Re-reading this article, I still can’t understand why they chose to spotlight outlier user behavior as its hook; never question *WHY* someone might use libraries this way; and buried the lede that even this questionable behavior drives sales. https://t.co/lYBexoUKDK
— Guy LeCharles Gonzalez (@glecharles) November 27, 2019
Are Library Patrons Not Consumers, Too?
As I argued in my recent op-ed for Publishers Weekly, while it’s quite possible some books’ retail sales are being affected by library lending as readers decide they’d rather wait to borrow the latest bestselling ebook from the library than license it immediately for $14.99 from Amazon, it’s also quite possible—perhaps even more likely—other factors are at play, like competition from other publishers and self-published authors’ ebooks, or the rarely correlated rise of audiobooks—a format dominated even more by Amazon than ebooks.
Another notable factor that publishers seem to have trouble acknowledging is that books—especially ebooks—don’t exist in a vacuum, competing only with other books published that month, but they fight for attention and discretionary income with every other immersive media format, too. Movies, TV, and gaming have all seen their own versions of digital disruption—not to mention other areas of publishing itself—so the idea that the one compelling villain to blame a decline in consumer ebook sales on is public libraries would be laughable if it wasn’t so short-sighted and suicidal.
Conversely, it’s also quite possible that libraries are helping fill the gap left by Borders’ collapse, B&N’s decline, and the lack of local booksellers in thousands of communities across the country—helping readers discover books, new and old, some of which they’ll put holds on and never get to read; some they’ll start to read and never finish, whether by choice or expiration; and some they’ll read and love and buy their own copy (probably from Amazon, unfortunately) because they want to own it or share it with others.
In the midst of a variety of external disruptors that have made book publishing at scale more challenging than ever, antagonizing the one partner whose core mission is effectively expanding and nurturing the audiences for your products, FOR FREE, is a bad strategy.
In my closing comments at the first Digital Book World, I declared: “People are reading more than ever, and some think that’s a threat to publishers. I think it’s an opportunity.”

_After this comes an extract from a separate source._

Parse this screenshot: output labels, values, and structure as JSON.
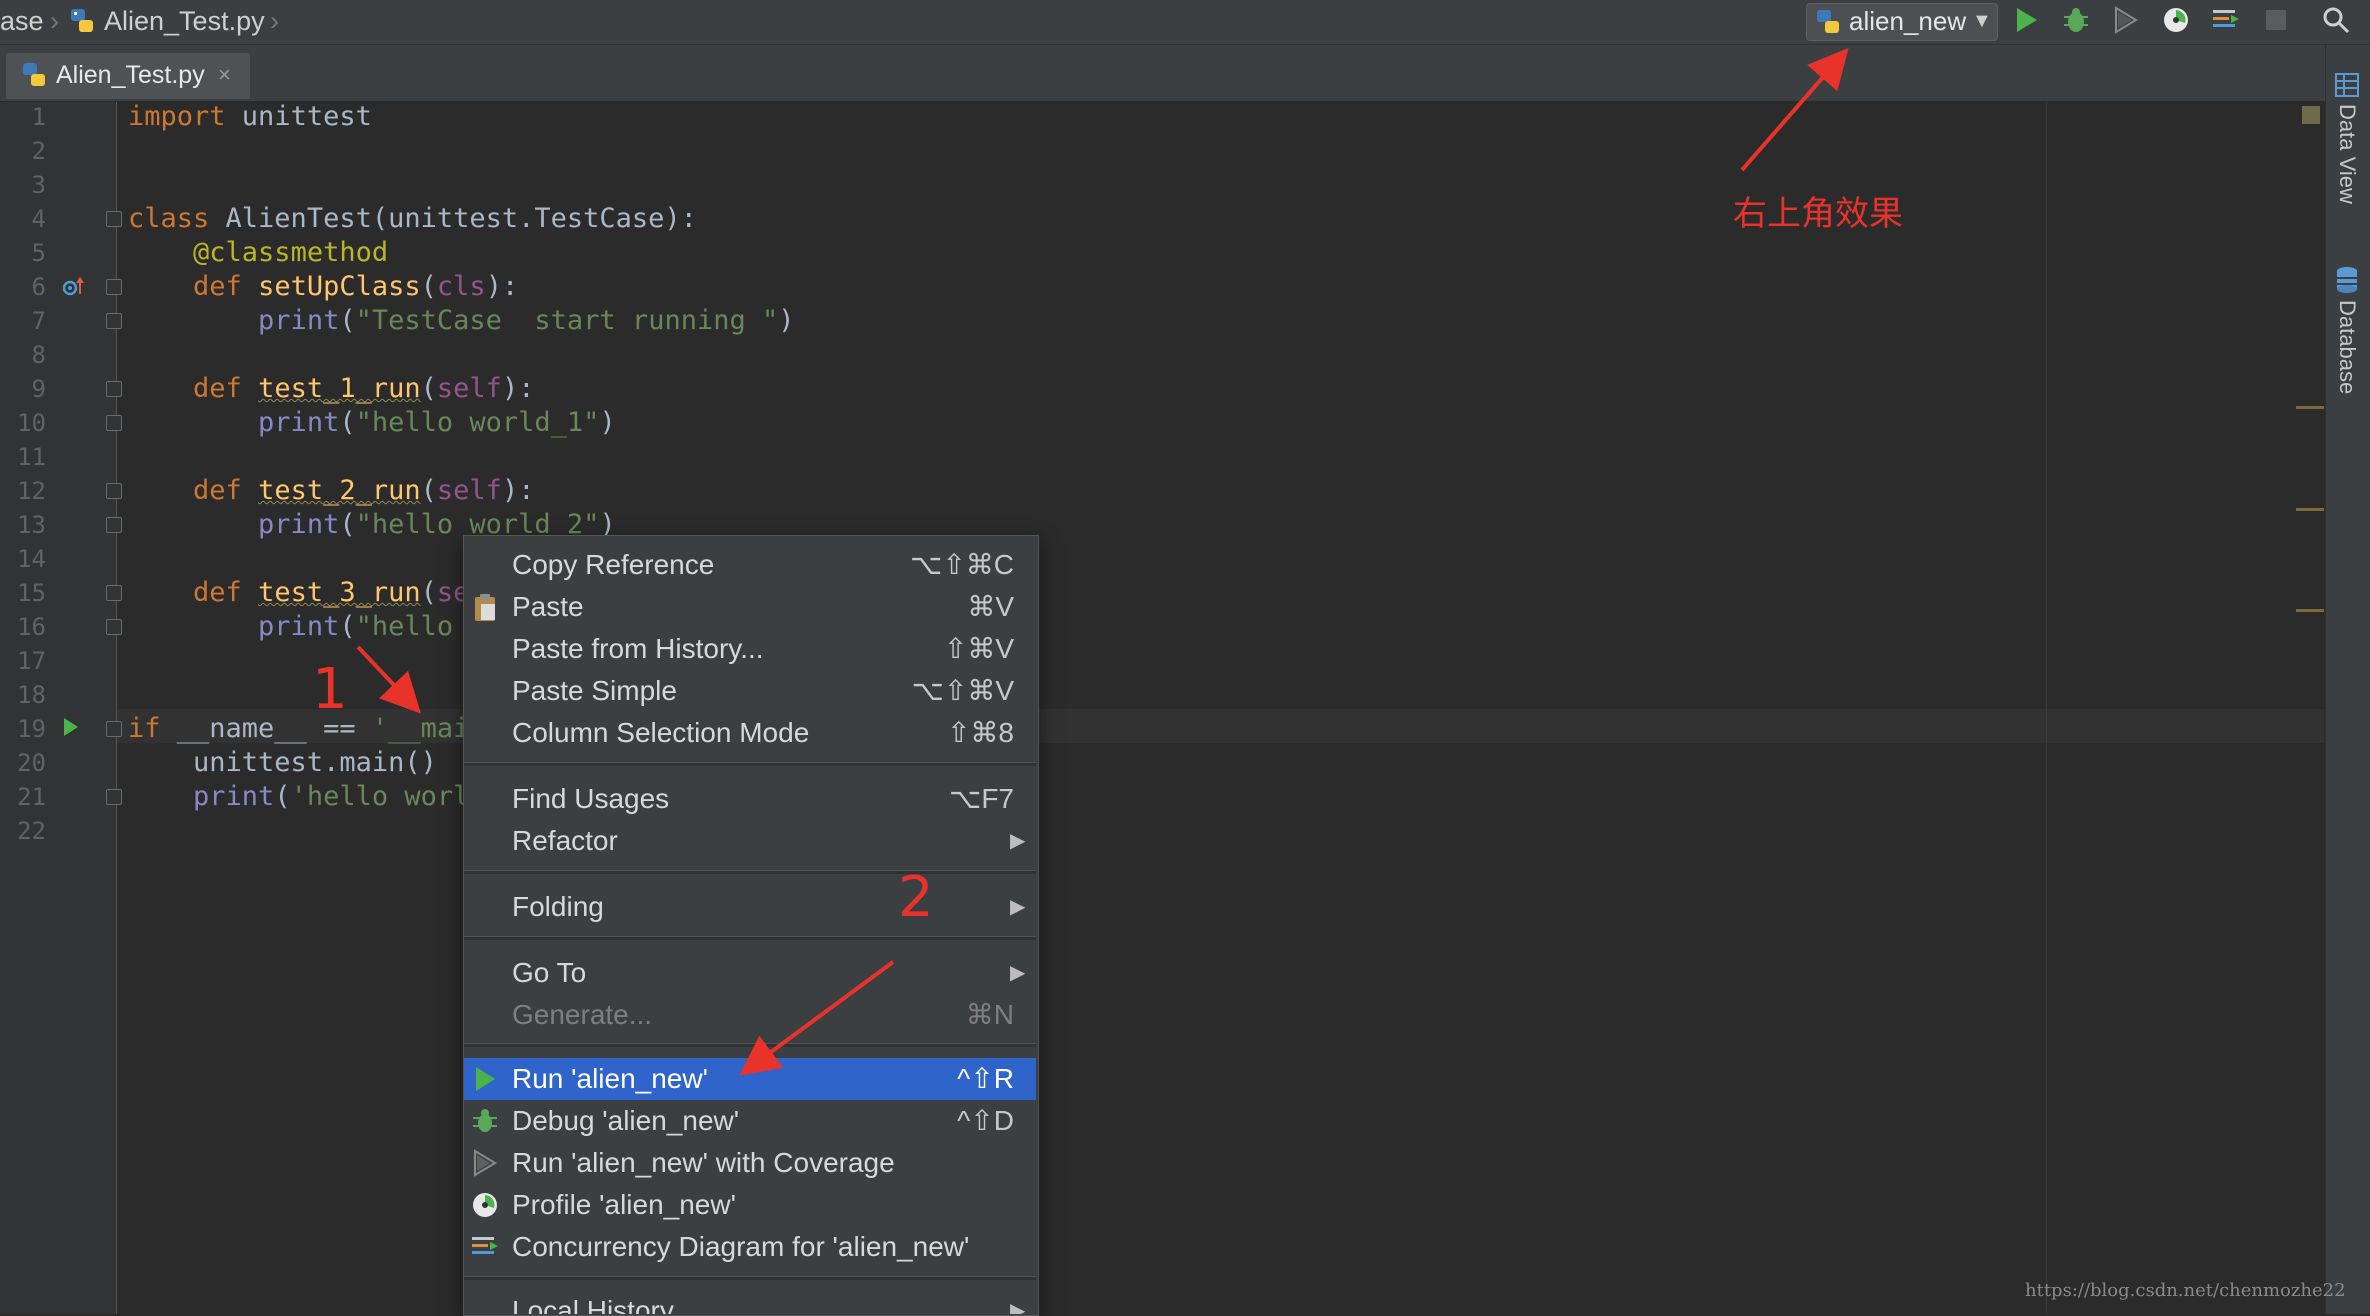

Any publisher who can’t recognize the opportunity libraries have to play a role in maintaining a viable consumer marketplace is effectively inviting a future where Amazon and piracy are the primary channels for their books. There’s no version of that story with a happy ending for readers nor authors, never mind publishers themselves.